Democratic Rep. Gale Adcock, a nurse practitioner, told the house that radical waiting period laws are demeaning to anyone seeking abortion care.

“I try very hard to make decisions based on evidence, and I think this bill makes an unfortunate and inaccurate assumption, that women haven’t spent sufficient time thoroughly considering their needs, their desires, their options,” she said. “The change proposed in this bill extends the state’s timetable, not a medically necessary timetable. It’s not about knowledge, it’s about delay. It’s about medically unnecessary delay.”

Twenty-six states have waiting period laws on the books, most of which require a pregnant person meet with her doctor 24 hours before getting an abortion. North Carolina would join three states—South Dakota, Utah, and Missouriwith 72-hour waiting periods.

“Mandatory delays such as these create additional burdens for North Carolina women, especially women in rural areas who have to travel many hours to reach a health-care provider, and for women who do not have the resources to take extra time off work or pay for child care,” said NARAL Pro-Choice North Carolina. “Mandatory-delay laws such as this endanger women’s health by creating unnecessary burdens that can impede earlier, and therefore safer, abortion care.”

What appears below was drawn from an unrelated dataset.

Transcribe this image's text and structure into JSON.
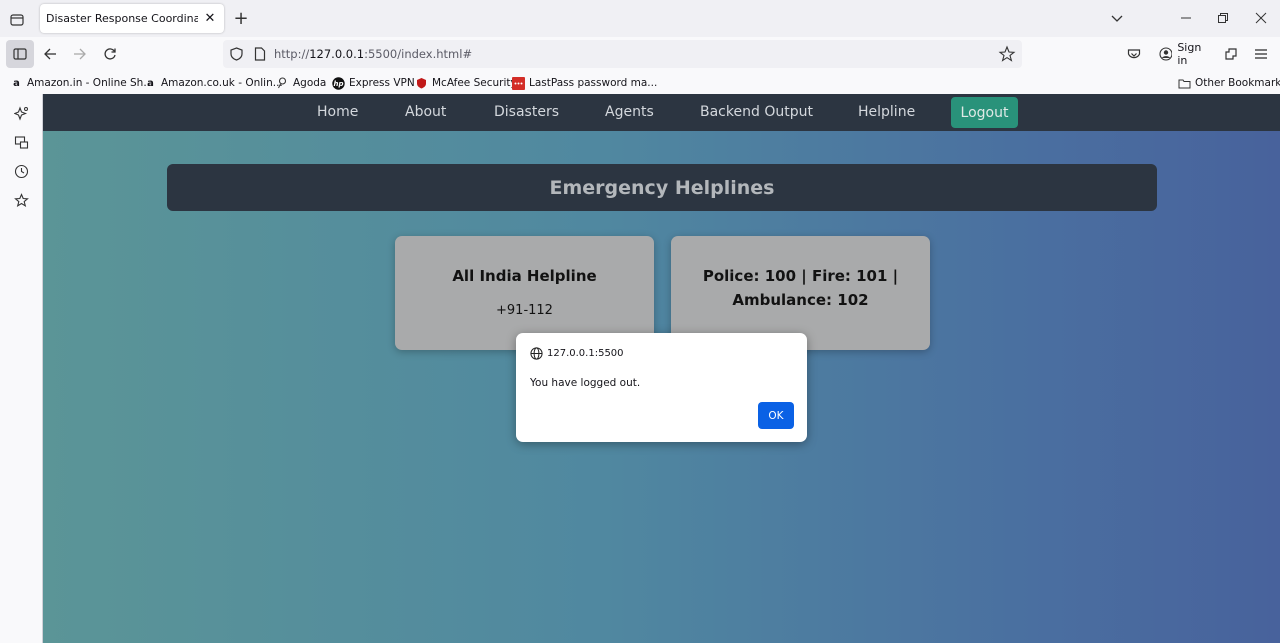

HB 465 will require physicians performing abortions after 20 weeks of pregnancy to send ultrasounds and gestational age measurements to the state’s Department of Health and Human Services.

A controversial provision of the bill, which gained national attention at its introduction, was removed by a legislative committee this month.

That measure would have banned doctors who aren’t licensed as obstetricians or gynecologists from performing abortions, and would have banned health-care facilities owned by the University of North Carolina or the East Carolina University systems from performing abortions.